▶ [Component data from apps and pages]:
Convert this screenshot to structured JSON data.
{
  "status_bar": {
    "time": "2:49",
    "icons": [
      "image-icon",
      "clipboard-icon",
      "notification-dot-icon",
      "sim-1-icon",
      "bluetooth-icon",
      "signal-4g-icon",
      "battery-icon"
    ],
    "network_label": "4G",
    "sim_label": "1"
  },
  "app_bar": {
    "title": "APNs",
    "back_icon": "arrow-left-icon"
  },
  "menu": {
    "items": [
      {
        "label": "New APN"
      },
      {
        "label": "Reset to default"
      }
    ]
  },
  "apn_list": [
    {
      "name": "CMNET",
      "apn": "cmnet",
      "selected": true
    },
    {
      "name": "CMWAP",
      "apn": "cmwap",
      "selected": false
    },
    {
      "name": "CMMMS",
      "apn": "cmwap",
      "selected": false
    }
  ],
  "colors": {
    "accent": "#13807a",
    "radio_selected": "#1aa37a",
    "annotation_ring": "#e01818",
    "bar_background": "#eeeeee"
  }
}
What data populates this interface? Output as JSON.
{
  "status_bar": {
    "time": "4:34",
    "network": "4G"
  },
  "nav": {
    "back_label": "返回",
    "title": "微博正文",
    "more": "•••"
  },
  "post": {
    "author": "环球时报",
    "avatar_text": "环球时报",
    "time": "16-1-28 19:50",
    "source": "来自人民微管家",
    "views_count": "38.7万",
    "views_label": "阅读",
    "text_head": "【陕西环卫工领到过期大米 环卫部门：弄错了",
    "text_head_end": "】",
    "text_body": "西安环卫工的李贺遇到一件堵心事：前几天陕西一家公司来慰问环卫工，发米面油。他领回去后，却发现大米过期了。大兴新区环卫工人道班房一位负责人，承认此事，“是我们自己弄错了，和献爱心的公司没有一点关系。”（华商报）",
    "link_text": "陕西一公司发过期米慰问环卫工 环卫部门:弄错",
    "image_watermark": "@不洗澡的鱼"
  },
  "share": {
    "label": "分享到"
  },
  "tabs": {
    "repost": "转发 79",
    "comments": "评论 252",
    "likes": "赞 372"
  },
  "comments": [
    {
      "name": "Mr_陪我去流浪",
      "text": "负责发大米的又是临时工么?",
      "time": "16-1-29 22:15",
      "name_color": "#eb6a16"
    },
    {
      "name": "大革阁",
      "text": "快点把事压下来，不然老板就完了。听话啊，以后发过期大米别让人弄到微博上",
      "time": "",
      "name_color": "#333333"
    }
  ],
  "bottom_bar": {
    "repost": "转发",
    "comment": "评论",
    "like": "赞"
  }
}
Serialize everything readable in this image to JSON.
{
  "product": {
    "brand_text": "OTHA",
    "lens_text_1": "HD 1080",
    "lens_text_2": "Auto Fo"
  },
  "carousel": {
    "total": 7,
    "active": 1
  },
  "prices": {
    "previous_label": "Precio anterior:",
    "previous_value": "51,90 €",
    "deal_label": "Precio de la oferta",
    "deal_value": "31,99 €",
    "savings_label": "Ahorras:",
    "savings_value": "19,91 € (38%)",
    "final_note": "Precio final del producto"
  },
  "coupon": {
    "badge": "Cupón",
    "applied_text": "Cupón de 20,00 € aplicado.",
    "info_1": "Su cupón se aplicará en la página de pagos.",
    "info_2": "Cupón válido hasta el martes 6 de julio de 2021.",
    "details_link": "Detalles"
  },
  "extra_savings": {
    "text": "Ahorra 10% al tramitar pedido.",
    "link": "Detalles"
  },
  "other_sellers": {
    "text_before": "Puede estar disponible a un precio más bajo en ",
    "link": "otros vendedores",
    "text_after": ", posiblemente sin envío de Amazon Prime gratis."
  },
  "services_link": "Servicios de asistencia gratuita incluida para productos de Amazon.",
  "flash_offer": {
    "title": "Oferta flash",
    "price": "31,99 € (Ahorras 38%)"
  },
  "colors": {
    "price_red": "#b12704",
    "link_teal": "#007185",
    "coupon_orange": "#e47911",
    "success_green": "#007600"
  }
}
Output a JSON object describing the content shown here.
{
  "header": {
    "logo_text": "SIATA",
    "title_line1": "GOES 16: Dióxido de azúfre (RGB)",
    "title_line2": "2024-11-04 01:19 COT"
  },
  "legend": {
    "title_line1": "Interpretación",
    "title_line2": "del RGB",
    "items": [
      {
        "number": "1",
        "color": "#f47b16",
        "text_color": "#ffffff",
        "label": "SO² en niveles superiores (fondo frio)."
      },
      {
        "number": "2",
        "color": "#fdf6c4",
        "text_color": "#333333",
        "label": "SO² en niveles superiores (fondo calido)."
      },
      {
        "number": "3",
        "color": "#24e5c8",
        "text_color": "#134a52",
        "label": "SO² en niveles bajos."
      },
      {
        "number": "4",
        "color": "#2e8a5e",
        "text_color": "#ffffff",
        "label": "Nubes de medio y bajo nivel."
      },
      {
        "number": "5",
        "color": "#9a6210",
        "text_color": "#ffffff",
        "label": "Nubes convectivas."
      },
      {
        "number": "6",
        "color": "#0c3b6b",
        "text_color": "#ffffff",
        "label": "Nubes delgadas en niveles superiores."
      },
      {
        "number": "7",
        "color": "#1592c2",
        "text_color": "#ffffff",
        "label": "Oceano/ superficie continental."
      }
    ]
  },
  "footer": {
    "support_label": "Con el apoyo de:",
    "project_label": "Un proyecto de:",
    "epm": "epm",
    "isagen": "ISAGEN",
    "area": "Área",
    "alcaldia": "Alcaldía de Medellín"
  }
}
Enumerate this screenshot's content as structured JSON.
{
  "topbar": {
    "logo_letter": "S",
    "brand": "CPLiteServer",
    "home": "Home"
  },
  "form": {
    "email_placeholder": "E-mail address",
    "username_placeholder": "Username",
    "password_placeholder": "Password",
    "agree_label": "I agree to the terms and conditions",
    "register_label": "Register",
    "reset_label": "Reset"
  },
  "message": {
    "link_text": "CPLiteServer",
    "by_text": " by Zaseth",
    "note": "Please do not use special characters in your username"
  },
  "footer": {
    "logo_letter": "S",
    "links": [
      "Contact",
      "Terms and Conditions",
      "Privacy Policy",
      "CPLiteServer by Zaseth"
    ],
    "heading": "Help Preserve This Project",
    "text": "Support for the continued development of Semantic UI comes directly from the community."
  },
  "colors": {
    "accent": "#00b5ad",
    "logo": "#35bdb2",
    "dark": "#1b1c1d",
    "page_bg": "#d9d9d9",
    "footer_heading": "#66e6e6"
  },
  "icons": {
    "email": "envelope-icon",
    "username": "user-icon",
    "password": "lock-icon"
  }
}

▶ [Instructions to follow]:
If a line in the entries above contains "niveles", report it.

▶ [Reply to the task]:
        "label": "SO² en niveles superiores (fondo frio)."
        "label": "SO² en niveles superiores (fondo calido)."
        "label": "SO² en niveles bajos."
        "label": "Nubes delgadas en niveles superiores."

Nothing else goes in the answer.